Emergency Preparedness, Human Resources, Safety, Security, Training

CISA Releases Physical Security Checklist for Election Polling Places

With the upcoming primaries and the big general election in November, it’s never too early to prepare for security threats at polling places such as schools, community centers, and other facilities.

The Cybersecurity and Infrastructure Security Agency (CISA) has released the Physical Security Checklist for Polling Locations, a new tool designed to bolster security preparedness for the frontline of U.S. elections.

The checklist, part of CISA’s suite of election security resources, is tailored to empower election workers with actionable and accessible security measures for locations serving as temporary election facilities.

“Protecting against physical threats to election locations like polling places where Americans cast their vote is one of the most significant responsibilities election officials bear. CISA is committed to doing anything we can to support this mission,” said CISA Senior Advisor Cait Conley. “The people who run elections and those who volunteer to work at polling places are heroes, and CISA is proud to support them, including with critical threat awareness and planning tools such as this checklist. While no measure can eliminate all risk, these resources empower officials to understand, mitigate, and address security challenges proactively.”

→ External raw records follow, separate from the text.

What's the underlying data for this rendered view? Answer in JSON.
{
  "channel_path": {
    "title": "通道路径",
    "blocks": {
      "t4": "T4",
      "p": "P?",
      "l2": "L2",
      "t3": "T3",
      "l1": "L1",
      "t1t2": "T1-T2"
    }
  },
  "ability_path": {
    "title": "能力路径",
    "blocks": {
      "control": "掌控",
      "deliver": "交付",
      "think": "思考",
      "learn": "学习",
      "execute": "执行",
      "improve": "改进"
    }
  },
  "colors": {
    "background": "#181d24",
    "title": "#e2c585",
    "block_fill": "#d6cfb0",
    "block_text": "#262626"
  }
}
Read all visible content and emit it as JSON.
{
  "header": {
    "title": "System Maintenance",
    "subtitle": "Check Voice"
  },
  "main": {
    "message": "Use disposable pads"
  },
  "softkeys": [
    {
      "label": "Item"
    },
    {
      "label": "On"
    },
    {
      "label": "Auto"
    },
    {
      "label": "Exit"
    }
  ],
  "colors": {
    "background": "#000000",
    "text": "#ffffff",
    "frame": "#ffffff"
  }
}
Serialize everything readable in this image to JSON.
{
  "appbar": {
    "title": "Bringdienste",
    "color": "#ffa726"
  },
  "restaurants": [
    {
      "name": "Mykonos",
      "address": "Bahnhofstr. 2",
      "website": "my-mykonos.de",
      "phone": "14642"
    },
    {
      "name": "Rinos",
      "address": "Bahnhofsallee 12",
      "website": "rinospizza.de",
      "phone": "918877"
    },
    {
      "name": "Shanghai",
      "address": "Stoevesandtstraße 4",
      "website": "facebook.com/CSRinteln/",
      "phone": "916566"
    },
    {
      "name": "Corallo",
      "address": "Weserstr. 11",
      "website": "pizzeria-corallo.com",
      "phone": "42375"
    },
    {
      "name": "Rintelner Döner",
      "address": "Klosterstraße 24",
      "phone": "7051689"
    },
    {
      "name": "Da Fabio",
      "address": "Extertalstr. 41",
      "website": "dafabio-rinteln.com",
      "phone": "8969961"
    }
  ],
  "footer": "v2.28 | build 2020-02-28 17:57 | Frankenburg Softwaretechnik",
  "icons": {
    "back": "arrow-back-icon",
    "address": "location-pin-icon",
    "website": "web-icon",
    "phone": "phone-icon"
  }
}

The resource is designed for simplicity, requiring no prior security expertise for implementation. It covers pre-planning and Election Day procedures and is adaptable to individual facility needs and resources. Through a series of yes or no questions, election workers and volunteers can assess potential security threats and incidents, aiding in the establishment and improvement of physical security measures.

The checklist broadly addresses several overarching security principles, including:

  • Identifying an individual or group responsible for security and safety.
  • Utilizing risk assessments to inform security.
  • Developing plans to inform processes and procedures.
  • Refining security measures before Election Day.
  • Implementing mitigations and “day of” security measures.
  • Reporting suspicious behavior or potential incidents.

The full checklist is available here.

Leave a Reply

Your email address will not be published. Required fields are marked *